Purpose Our study aimed to investigate the association between prenatal exposure to reactive intermediate (RI)-inducing drugs and the initiation of psychotropic medications among children.
Methods We designed a cohort study using a pharmacy prescription database. Pregnant women were considered exposed when they received a prescription of RI-inducing drugs. These drugs could be either used alone (-I+/FAA-) or combined with drugs exhibiting folic acid antagonism (FAA, RI+/FAA+). The reference group included pregnant women who did not receive any RI-inducing drugs or FAA drugs.
Results We analyzed 4116 exposed and 30 422 reference pregnancies. The hazard ratio (HR) with 95% confidence interval (CI) was 1.27 (95% CI 1.15-1.41) for pregnancies exposed to RI-inducing drugs as a whole. Considering subgroups of RI-inducing drugs, prenatal exposure to both RI+/FAA+ and RI+/FAA- was associated with the children's initiation of psychotropic medications, HRs being 1.35 (95% CI 1.10-1.66) and 1.26 (1.13-1.41), respectively. The HRs were increased with prolonged exposure to RI-inducing drugs, especially in the first and second trimesters. In a detailed examination of the psychotropics, the incidences of receiving antimigraine preparations and psychostimulants were significantly increased for the exposed children, compared with the reference children. The incidences of receiving antipsychotics and hypnotics were also higher for the exposed children; however, the HRs did not reach significance after adjustment.
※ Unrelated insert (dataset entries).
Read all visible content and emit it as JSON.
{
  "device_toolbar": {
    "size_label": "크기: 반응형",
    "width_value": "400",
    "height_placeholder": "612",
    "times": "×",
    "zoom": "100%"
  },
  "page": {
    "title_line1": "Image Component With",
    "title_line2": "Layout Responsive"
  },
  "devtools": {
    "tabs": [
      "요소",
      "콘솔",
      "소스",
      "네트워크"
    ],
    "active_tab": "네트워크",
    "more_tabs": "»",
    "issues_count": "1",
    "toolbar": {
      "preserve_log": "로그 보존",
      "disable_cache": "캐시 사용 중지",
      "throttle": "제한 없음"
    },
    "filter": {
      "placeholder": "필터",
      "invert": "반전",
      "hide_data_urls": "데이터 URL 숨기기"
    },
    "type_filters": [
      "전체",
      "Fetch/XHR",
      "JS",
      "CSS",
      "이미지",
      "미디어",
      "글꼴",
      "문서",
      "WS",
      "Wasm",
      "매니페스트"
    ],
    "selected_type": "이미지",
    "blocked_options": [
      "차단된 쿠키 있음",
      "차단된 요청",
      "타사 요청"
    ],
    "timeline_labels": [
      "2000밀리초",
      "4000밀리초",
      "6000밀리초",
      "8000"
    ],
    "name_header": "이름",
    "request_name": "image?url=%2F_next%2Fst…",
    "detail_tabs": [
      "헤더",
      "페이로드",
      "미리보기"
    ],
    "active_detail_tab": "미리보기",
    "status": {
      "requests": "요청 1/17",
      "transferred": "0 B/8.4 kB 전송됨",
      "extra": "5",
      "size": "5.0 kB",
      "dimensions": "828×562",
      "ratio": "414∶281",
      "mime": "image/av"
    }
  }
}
Conclusions We found a significantly increased incident use of psychotropic medications among children prenatally exposed to RI-inducing drugs, especially during the first and second trimesters. This suggests a detrimental effect during critical periods of brain development. Copyright (C) 2017 John Wiley & Sons, Ltd.